*** Opening ENTRIES SUPPLIED ***

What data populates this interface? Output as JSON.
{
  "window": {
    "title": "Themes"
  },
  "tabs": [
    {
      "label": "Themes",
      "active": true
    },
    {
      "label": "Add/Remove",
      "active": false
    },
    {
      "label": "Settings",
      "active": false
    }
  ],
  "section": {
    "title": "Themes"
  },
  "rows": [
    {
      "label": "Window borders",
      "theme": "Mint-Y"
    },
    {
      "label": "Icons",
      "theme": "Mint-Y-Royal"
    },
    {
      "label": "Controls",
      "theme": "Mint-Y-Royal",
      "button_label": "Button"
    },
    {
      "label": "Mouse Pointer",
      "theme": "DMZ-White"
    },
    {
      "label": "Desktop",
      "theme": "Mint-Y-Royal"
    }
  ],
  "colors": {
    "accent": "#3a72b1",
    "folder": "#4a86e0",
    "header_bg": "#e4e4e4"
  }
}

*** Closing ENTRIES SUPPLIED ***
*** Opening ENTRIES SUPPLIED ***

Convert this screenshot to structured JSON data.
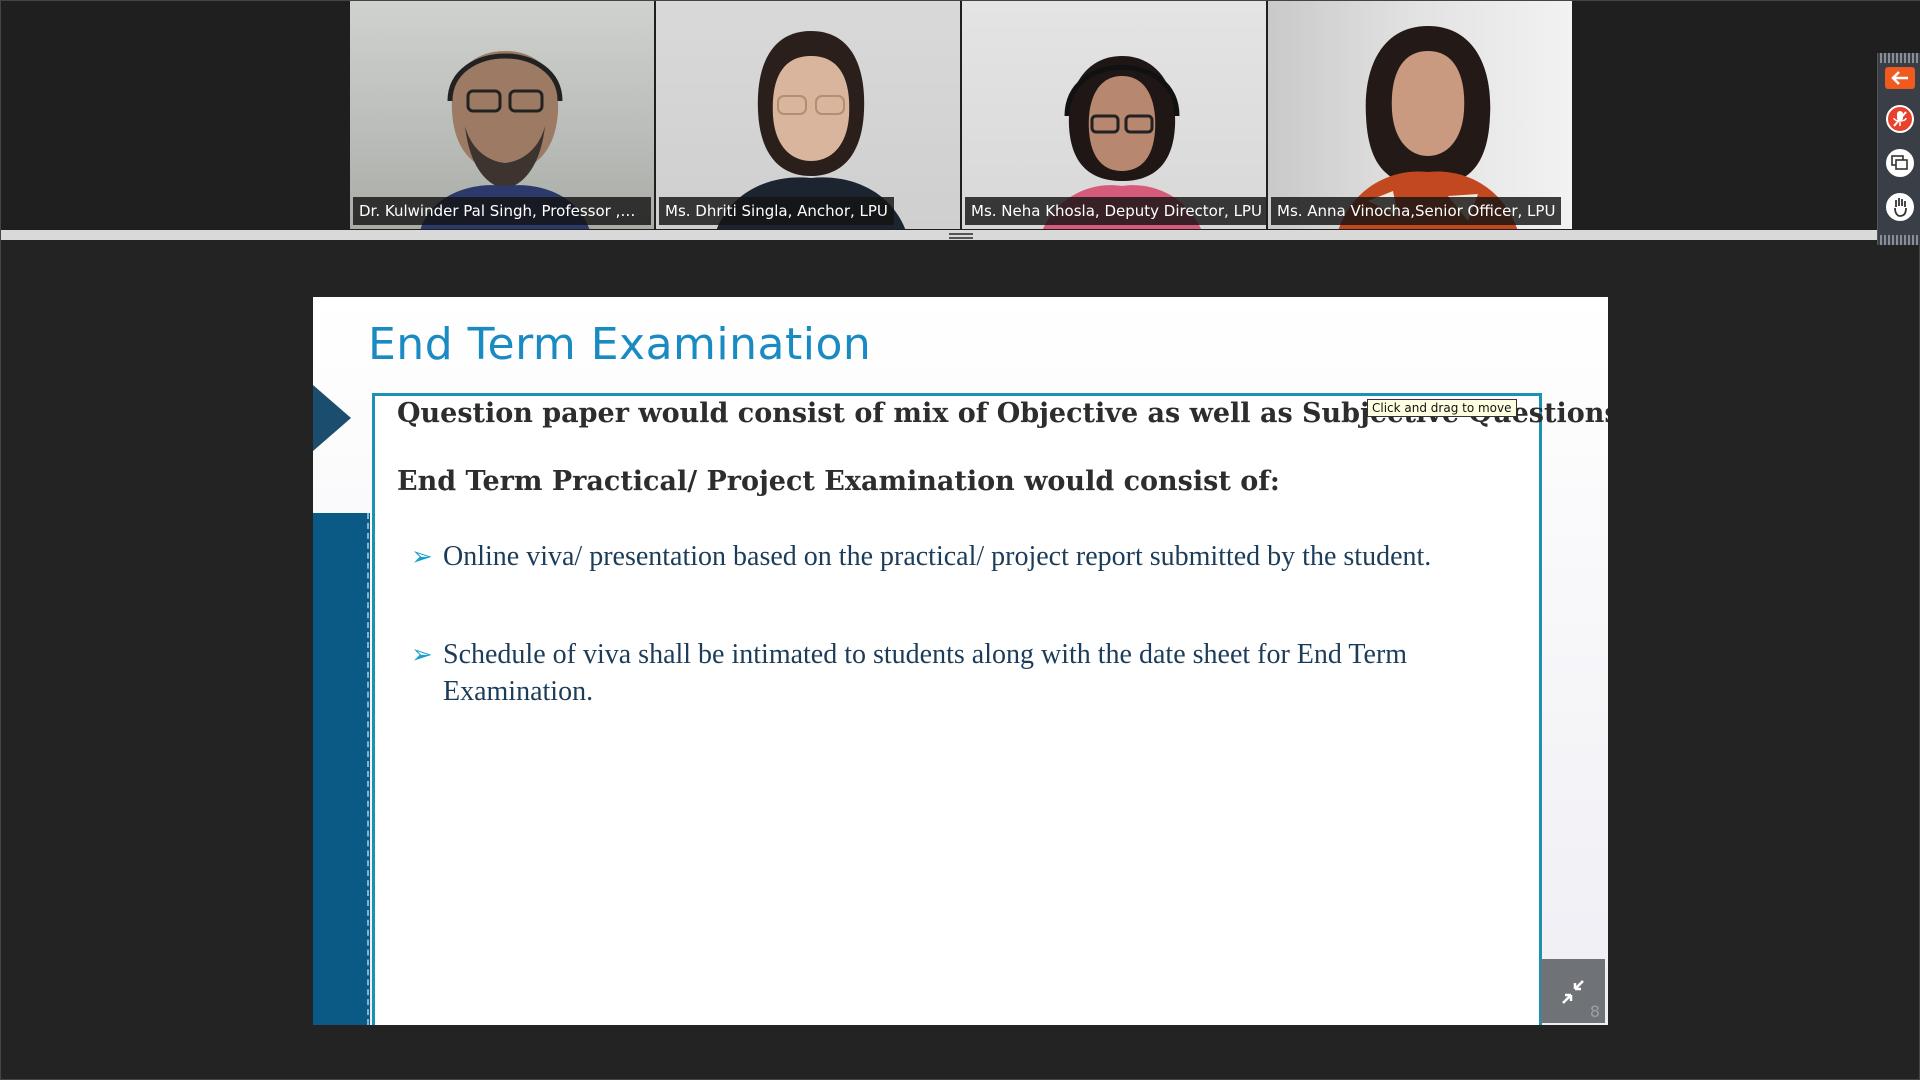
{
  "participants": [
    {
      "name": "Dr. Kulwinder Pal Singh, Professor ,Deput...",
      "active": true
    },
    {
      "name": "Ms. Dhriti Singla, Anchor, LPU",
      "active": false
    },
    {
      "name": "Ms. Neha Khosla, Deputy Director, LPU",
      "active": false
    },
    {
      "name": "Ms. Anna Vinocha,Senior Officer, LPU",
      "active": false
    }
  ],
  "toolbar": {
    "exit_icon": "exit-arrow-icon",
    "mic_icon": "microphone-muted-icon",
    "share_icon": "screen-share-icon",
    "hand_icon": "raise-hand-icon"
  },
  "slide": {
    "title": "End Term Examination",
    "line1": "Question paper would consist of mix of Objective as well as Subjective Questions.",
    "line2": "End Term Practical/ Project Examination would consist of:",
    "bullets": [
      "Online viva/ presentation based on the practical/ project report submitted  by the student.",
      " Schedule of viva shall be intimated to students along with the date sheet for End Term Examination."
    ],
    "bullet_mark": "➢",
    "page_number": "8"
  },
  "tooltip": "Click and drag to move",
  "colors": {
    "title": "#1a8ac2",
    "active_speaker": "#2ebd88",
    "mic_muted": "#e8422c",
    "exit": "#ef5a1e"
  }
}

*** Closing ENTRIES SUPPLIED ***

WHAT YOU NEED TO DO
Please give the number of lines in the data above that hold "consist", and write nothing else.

OUTPUT OF THE EXERCISE
2